(RECORDS FOR THE TASK begins)
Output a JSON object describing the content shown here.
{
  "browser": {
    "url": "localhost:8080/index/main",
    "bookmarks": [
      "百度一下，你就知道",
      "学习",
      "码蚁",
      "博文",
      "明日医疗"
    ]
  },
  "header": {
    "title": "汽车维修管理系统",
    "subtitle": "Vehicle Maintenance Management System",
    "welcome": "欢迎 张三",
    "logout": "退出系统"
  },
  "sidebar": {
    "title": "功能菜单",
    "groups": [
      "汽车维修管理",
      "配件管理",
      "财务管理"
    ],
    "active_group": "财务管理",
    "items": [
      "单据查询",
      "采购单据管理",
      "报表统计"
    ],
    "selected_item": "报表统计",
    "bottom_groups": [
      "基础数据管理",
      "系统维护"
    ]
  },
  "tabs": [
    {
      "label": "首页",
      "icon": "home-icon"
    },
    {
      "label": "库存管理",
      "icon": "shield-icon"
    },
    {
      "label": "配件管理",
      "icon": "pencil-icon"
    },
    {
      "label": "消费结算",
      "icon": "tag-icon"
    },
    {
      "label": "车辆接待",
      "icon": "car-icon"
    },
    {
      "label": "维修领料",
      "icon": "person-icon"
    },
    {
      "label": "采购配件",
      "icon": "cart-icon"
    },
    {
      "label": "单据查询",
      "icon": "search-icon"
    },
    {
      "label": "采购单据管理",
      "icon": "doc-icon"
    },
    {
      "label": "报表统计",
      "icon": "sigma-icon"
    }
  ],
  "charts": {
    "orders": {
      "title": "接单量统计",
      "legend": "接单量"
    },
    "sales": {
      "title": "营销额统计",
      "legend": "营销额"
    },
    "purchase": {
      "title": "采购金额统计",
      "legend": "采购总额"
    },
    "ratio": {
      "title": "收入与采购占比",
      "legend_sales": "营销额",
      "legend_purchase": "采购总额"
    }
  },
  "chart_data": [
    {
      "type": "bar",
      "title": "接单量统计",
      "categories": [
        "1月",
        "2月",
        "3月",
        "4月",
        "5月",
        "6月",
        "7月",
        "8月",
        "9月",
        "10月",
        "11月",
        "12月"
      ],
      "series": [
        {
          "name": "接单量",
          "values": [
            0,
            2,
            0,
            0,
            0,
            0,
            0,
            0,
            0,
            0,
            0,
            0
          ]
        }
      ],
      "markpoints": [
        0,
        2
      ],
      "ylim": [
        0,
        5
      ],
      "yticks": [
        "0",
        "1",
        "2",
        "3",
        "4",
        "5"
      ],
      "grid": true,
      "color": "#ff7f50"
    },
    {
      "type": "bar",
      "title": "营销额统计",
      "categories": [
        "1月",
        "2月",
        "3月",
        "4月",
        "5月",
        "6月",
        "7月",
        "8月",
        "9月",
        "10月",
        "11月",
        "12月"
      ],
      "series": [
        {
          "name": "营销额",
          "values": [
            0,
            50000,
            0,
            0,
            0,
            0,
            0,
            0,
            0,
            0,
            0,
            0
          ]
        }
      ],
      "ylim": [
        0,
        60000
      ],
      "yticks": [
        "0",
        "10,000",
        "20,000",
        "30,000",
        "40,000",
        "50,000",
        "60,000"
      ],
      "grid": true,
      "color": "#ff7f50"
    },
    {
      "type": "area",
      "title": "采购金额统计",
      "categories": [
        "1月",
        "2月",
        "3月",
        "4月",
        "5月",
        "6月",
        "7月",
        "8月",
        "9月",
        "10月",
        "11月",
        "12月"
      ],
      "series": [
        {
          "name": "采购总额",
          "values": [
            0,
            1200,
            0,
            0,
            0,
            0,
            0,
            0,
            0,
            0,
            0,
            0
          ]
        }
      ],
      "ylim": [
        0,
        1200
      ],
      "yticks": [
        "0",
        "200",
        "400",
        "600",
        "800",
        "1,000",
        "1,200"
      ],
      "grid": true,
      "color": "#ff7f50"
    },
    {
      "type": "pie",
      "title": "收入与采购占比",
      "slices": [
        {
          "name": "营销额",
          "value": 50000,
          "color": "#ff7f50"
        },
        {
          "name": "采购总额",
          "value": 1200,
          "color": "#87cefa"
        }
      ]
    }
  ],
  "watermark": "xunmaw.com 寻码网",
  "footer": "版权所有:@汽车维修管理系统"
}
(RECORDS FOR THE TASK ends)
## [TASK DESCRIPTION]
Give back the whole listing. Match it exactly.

## [WRITTEN SOLUTION]
Output a JSON object describing the content shown here.
{
  "browser": {
    "url": "localhost:8080/index/main",
    "bookmarks": [
      "百度一下，你就知道",
      "学习",
      "码蚁",
      "博文",
      "明日医疗"
    ]
  },
  "header": {
    "title": "汽车维修管理系统",
    "subtitle": "Vehicle Maintenance Management System",
    "welcome": "欢迎 张三",
    "logout": "退出系统"
  },
  "sidebar": {
    "title": "功能菜单",
    "groups": [
      "汽车维修管理",
      "配件管理",
      "财务管理"
    ],
    "active_group": "财务管理",
    "items": [
      "单据查询",
      "采购单据管理",
      "报表统计"
    ],
    "selected_item": "报表统计",
    "bottom_groups": [
      "基础数据管理",
      "系统维护"
    ]
  },
  "tabs": [
    {
      "label": "首页",
      "icon": "home-icon"
    },
    {
      "label": "库存管理",
      "icon": "shield-icon"
    },
    {
      "label": "配件管理",
      "icon": "pencil-icon"
    },
    {
      "label": "消费结算",
      "icon": "tag-icon"
    },
    {
      "label": "车辆接待",
      "icon": "car-icon"
    },
    {
      "label": "维修领料",
      "icon": "person-icon"
    },
    {
      "label": "采购配件",
      "icon": "cart-icon"
    },
    {
      "label": "单据查询",
      "icon": "search-icon"
    },
    {
      "label": "采购单据管理",
      "icon": "doc-icon"
    },
    {
      "label": "报表统计",
      "icon": "sigma-icon"
    }
  ],
  "charts": {
    "orders": {
      "title": "接单量统计",
      "legend": "接单量"
    },
    "sales": {
      "title": "营销额统计",
      "legend": "营销额"
    },
    "purchase": {
      "title": "采购金额统计",
      "legend": "采购总额"
    },
    "ratio": {
      "title": "收入与采购占比",
      "legend_sales": "营销额",
      "legend_purchase": "采购总额"
    }
  },
  "chart_data": [
    {
      "type": "bar",
      "title": "接单量统计",
      "categories": [
        "1月",
        "2月",
        "3月",
        "4月",
        "5月",
        "6月",
        "7月",
        "8月",
        "9月",
        "10月",
        "11月",
        "12月"
      ],
      "series": [
        {
          "name": "接单量",
          "values": [
            0,
            2,
            0,
            0,
            0,
            0,
            0,
            0,
            0,
            0,
            0,
            0
          ]
        }
      ],
      "markpoints": [
        0,
        2
      ],
      "ylim": [
        0,
        5
      ],
      "yticks": [
        "0",
        "1",
        "2",
        "3",
        "4",
        "5"
      ],
      "grid": true,
      "color": "#ff7f50"
    },
    {
      "type": "bar",
      "title": "营销额统计",
      "categories": [
        "1月",
        "2月",
        "3月",
        "4月",
        "5月",
        "6月",
        "7月",
        "8月",
        "9月",
        "10月",
        "11月",
        "12月"
      ],
      "series": [
        {
          "name": "营销额",
          "values": [
            0,
            50000,
            0,
            0,
            0,
            0,
            0,
            0,
            0,
            0,
            0,
            0
          ]
        }
      ],
      "ylim": [
        0,
        60000
      ],
      "yticks": [
        "0",
        "10,000",
        "20,000",
        "30,000",
        "40,000",
        "50,000",
        "60,000"
      ],
      "grid": true,
      "color": "#ff7f50"
    },
    {
      "type": "area",
      "title": "采购金额统计",
      "categories": [
        "1月",
        "2月",
        "3月",
        "4月",
        "5月",
        "6月",
        "7月",
        "8月",
        "9月",
        "10月",
        "11月",
        "12月"
      ],
      "series": [
        {
          "name": "采购总额",
          "values": [
            0,
            1200,
            0,
            0,
            0,
            0,
            0,
            0,
            0,
            0,
            0,
            0
          ]
        }
      ],
      "ylim": [
        0,
        1200
      ],
      "yticks": [
        "0",
        "200",
        "400",
        "600",
        "800",
        "1,000",
        "1,200"
      ],
      "grid": true,
      "color": "#ff7f50"
    },
    {
      "type": "pie",
      "title": "收入与采购占比",
      "slices": [
        {
          "name": "营销额",
          "value": 50000,
          "color": "#ff7f50"
        },
        {
          "name": "采购总额",
          "value": 1200,
          "color": "#87cefa"
        }
      ]
    }
  ],
  "watermark": "xunmaw.com 寻码网",
  "footer": "版权所有:@汽车维修管理系统"
}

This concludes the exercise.